Global Network for Sex Workers Projects.“NSWP members highlighted in bridging the gaps 2015 report.”
Bridging the Gaps. “Health and Rights for Key Populations Report.”
Globally, HIV prevalence among sex workers is 12 times greater than amongst the general population, and continues to rise in many countries. The reasons beyond this trend are myriad, but include stigma, discrimination, and violence. Punitive frameworks designed to punish sex workers continue to prevent the group from realizing their full rights. This prevailing marginalization of sex workers effectively prevents their participation in public forums and policy decisions on policies that directly affect them. The Bridging the Gap report is an important evidentiary document of the impact that sex workers can have on behalf of their communities, given proper support.
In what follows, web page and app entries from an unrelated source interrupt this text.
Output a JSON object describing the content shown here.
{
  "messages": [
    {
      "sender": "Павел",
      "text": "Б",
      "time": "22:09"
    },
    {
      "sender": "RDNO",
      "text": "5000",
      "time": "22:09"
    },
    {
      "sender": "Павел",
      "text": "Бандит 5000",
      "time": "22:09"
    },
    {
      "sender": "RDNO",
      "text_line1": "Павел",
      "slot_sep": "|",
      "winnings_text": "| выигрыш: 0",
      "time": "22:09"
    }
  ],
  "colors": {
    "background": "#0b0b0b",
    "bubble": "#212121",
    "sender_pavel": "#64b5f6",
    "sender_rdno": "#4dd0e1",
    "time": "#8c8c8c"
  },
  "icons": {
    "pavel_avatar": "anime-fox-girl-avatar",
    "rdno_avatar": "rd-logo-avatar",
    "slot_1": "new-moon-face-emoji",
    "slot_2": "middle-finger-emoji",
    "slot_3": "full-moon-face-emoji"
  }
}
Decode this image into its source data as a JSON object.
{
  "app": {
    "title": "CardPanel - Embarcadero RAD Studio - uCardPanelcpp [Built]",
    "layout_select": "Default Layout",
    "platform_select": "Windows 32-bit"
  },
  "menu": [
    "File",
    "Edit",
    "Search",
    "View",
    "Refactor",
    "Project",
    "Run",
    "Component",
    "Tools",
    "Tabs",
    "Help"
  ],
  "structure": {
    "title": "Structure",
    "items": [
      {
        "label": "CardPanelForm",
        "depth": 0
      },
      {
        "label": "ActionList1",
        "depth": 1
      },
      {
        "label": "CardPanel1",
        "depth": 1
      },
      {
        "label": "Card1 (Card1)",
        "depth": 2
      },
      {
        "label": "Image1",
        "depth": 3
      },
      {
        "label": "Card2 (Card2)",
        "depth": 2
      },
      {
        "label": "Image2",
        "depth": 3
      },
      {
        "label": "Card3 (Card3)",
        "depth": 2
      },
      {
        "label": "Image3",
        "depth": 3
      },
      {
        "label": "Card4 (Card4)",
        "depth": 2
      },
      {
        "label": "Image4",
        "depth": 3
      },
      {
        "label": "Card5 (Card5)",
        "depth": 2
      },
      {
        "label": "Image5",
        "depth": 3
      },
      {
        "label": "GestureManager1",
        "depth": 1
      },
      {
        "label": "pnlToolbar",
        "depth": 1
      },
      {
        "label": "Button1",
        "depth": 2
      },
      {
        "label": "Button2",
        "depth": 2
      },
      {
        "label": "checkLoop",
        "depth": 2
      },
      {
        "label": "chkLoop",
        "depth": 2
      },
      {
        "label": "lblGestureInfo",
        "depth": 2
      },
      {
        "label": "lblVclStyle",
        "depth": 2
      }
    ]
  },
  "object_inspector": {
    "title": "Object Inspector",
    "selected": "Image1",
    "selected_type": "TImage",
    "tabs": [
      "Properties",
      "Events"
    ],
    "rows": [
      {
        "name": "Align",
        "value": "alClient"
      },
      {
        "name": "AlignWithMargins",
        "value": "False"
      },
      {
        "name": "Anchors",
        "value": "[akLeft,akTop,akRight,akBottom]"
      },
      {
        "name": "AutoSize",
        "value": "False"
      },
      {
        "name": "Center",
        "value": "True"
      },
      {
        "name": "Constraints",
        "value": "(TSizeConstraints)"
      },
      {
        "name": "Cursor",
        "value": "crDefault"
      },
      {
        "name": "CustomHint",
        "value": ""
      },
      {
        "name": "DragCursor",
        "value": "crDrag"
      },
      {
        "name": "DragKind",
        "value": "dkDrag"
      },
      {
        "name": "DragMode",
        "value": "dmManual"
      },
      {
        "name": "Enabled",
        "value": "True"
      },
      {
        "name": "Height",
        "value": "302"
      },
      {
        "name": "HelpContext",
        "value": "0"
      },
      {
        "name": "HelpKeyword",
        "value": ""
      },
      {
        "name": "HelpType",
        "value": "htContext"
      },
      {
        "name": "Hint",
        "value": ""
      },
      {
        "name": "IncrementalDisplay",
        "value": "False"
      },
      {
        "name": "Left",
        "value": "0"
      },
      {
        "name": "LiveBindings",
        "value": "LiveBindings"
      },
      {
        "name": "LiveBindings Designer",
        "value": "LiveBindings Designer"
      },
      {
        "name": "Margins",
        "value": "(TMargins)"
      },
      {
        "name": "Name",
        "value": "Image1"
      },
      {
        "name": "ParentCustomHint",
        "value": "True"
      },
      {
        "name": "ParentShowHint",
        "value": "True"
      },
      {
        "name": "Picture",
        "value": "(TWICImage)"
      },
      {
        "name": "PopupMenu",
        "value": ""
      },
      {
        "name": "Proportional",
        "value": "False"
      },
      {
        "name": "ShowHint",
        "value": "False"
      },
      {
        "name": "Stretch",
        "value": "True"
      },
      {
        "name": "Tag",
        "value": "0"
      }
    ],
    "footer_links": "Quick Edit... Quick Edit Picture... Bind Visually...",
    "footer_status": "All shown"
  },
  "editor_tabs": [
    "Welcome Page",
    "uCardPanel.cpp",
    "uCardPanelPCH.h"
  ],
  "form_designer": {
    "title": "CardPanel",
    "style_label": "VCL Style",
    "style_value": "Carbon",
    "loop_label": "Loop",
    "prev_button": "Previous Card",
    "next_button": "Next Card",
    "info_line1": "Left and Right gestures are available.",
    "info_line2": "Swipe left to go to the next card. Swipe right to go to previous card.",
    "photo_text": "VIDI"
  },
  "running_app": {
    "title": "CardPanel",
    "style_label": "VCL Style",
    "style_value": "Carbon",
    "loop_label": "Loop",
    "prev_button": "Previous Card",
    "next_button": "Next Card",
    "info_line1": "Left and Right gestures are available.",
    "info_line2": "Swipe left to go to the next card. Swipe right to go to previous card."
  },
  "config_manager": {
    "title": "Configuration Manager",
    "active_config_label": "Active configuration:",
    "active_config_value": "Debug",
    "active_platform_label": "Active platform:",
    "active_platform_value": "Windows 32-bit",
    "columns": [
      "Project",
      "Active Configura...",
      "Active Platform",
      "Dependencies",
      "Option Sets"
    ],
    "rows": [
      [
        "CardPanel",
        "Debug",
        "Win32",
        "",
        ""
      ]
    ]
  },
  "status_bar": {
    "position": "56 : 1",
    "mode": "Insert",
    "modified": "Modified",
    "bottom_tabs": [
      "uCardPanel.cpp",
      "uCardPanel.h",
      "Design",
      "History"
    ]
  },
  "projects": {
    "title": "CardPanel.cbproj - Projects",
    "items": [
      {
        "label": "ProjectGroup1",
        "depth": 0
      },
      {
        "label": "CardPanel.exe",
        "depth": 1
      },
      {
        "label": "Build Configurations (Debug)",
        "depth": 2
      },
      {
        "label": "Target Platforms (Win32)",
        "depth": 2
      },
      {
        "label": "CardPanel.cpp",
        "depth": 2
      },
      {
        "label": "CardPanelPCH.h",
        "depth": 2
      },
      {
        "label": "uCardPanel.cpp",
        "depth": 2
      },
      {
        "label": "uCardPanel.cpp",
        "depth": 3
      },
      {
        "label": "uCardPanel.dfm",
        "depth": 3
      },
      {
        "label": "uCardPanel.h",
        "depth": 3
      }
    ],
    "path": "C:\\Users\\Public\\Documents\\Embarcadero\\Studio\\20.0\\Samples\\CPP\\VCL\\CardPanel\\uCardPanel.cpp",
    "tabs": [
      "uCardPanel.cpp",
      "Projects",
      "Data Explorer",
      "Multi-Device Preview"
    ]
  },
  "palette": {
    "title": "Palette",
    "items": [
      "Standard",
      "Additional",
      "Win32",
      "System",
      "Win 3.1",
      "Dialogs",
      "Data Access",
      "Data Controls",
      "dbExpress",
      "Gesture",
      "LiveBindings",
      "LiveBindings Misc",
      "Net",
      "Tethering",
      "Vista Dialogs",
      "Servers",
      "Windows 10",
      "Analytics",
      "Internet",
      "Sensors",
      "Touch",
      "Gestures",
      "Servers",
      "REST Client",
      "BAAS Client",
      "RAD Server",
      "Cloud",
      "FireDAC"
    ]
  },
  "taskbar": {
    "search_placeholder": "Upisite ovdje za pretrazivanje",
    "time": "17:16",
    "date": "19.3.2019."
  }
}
The substantive involvement of key populations in HIV prevention, treatment, and care is necessary to combat the HIV epidemic and protect the right to health. According to UNAIDS, sex workers, LGBT persons, and people who use drugs are “key providers of prevention, treatment, and care” that create the “social, political, legal, and financial environment needed to respond to the epidemic.” Activities implemented within the Bridging the Gaps program measurably increased awareness of, and support for, the importance of sex worker-friendly services. National and international funding bodies should look to these results when considering whether they should fund sex worker groups to run programs on behalf of their community.